● Task description:
Tally the lines of the data below that contain the string "pour". Give the tally and nothing else.

● Provided entries:
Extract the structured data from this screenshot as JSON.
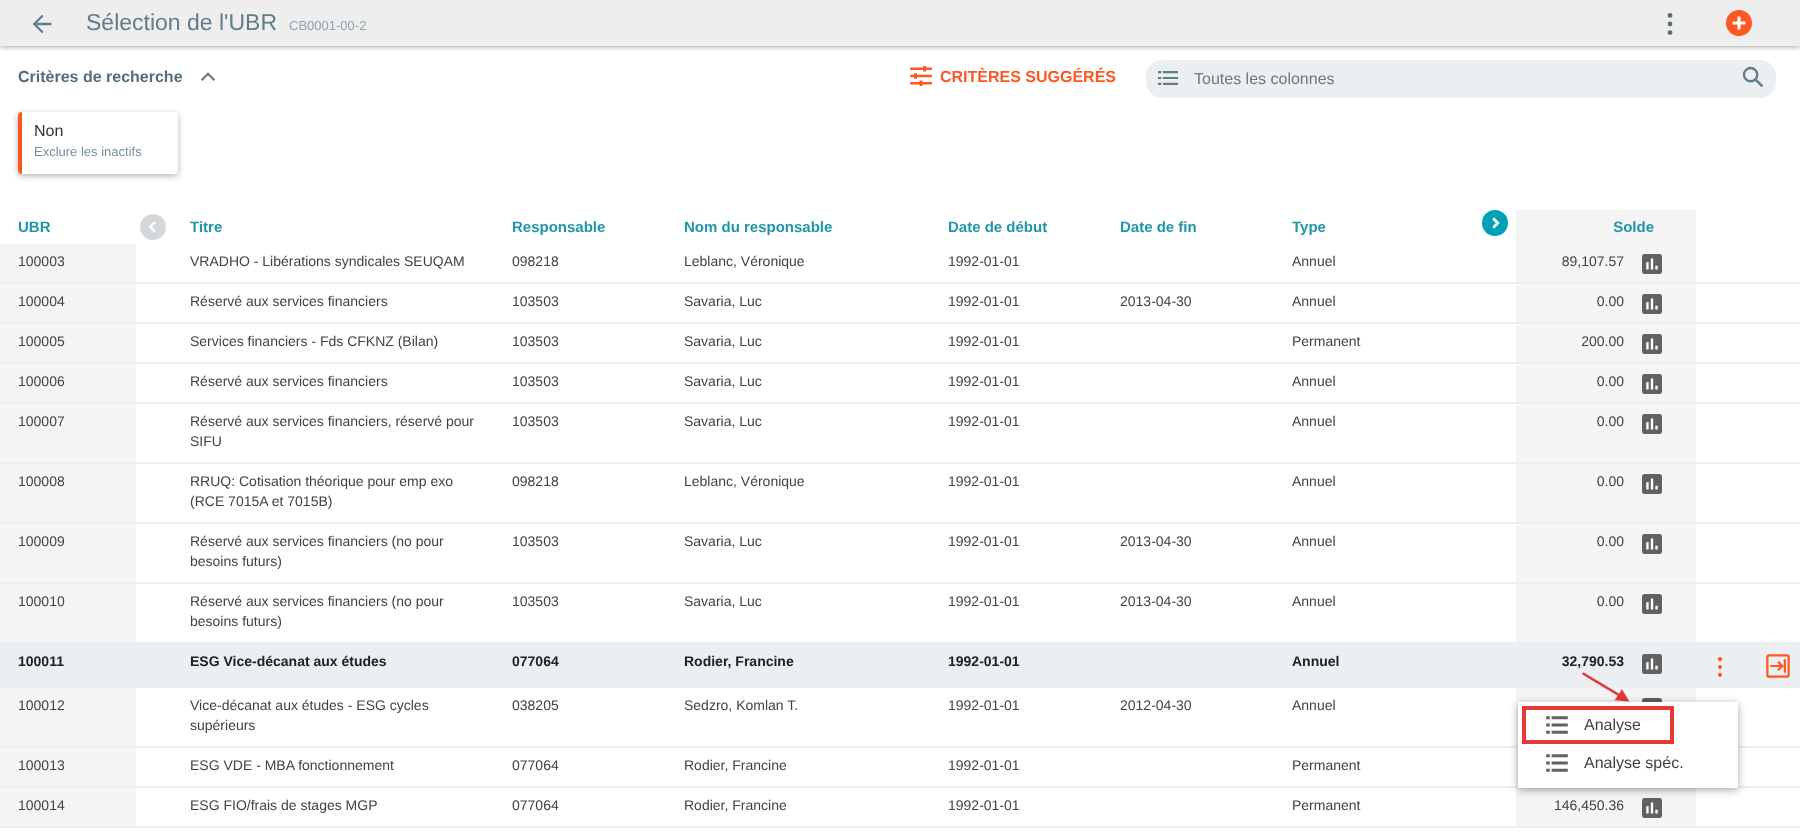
{
  "header": {
    "title": "Sélection de l'UBR",
    "subtitle": "CB0001-00-2"
  },
  "criteria": {
    "label": "Critères de recherche",
    "expanded": true,
    "suggested_label": "CRITÈRES SUGGÉRÉS",
    "search": {
      "placeholder": "Toutes les colonnes"
    },
    "filters": [
      {
        "value": "Non",
        "label": "Exclure les inactifs"
      }
    ]
  },
  "table": {
    "columns": [
      "UBR",
      "Titre",
      "Responsable",
      "Nom du responsable",
      "Date de début",
      "Date de fin",
      "Type",
      "Solde"
    ],
    "rows": [
      {
        "ubr": "100003",
        "title": "VRADHO - Libérations syndicales SEUQAM",
        "resp": "098218",
        "name": "Leblanc, Véronique",
        "start": "1992-01-01",
        "end": "",
        "type": "Annuel",
        "solde": "89,107.57",
        "selected": false
      },
      {
        "ubr": "100004",
        "title": "Réservé aux services financiers",
        "resp": "103503",
        "name": "Savaria, Luc",
        "start": "1992-01-01",
        "end": "2013-04-30",
        "type": "Annuel",
        "solde": "0.00",
        "selected": false
      },
      {
        "ubr": "100005",
        "title": "Services financiers - Fds CFKNZ (Bilan)",
        "resp": "103503",
        "name": "Savaria, Luc",
        "start": "1992-01-01",
        "end": "",
        "type": "Permanent",
        "solde": "200.00",
        "selected": false
      },
      {
        "ubr": "100006",
        "title": "Réservé aux services financiers",
        "resp": "103503",
        "name": "Savaria, Luc",
        "start": "1992-01-01",
        "end": "",
        "type": "Annuel",
        "solde": "0.00",
        "selected": false
      },
      {
        "ubr": "100007",
        "title": "Réservé aux services financiers, réservé pour SIFU",
        "resp": "103503",
        "name": "Savaria, Luc",
        "start": "1992-01-01",
        "end": "",
        "type": "Annuel",
        "solde": "0.00",
        "selected": false
      },
      {
        "ubr": "100008",
        "title": "RRUQ: Cotisation théorique pour emp exo (RCE 7015A et 7015B)",
        "resp": "098218",
        "name": "Leblanc, Véronique",
        "start": "1992-01-01",
        "end": "",
        "type": "Annuel",
        "solde": "0.00",
        "selected": false
      },
      {
        "ubr": "100009",
        "title": "Réservé aux services financiers (no pour besoins futurs)",
        "resp": "103503",
        "name": "Savaria, Luc",
        "start": "1992-01-01",
        "end": "2013-04-30",
        "type": "Annuel",
        "solde": "0.00",
        "selected": false
      },
      {
        "ubr": "100010",
        "title": "Réservé aux services financiers (no pour besoins futurs)",
        "resp": "103503",
        "name": "Savaria, Luc",
        "start": "1992-01-01",
        "end": "2013-04-30",
        "type": "Annuel",
        "solde": "0.00",
        "selected": false
      },
      {
        "ubr": "100011",
        "title": "ESG Vice-décanat aux études",
        "resp": "077064",
        "name": "Rodier, Francine",
        "start": "1992-01-01",
        "end": "",
        "type": "Annuel",
        "solde": "32,790.53",
        "selected": true
      },
      {
        "ubr": "100012",
        "title": "Vice-décanat aux études - ESG cycles supérieurs",
        "resp": "038205",
        "name": "Sedzro, Komlan T.",
        "start": "1992-01-01",
        "end": "2012-04-30",
        "type": "Annuel",
        "selected": false
      },
      {
        "ubr": "100013",
        "title": "ESG VDE - MBA fonctionnement",
        "resp": "077064",
        "name": "Rodier, Francine",
        "start": "1992-01-01",
        "end": "",
        "type": "Permanent",
        "selected": false
      },
      {
        "ubr": "100014",
        "title": "ESG FIO/frais de stages MGP",
        "resp": "077064",
        "name": "Rodier, Francine",
        "start": "1992-01-01",
        "end": "",
        "type": "Permanent",
        "solde": "146,450.36",
        "selected": false
      }
    ]
  },
  "context_menu": {
    "items": [
      {
        "label": "Analyse",
        "selected": true
      },
      {
        "label": "Analyse spéc.",
        "selected": false
      }
    ]
  }
}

● Answer to this task:
4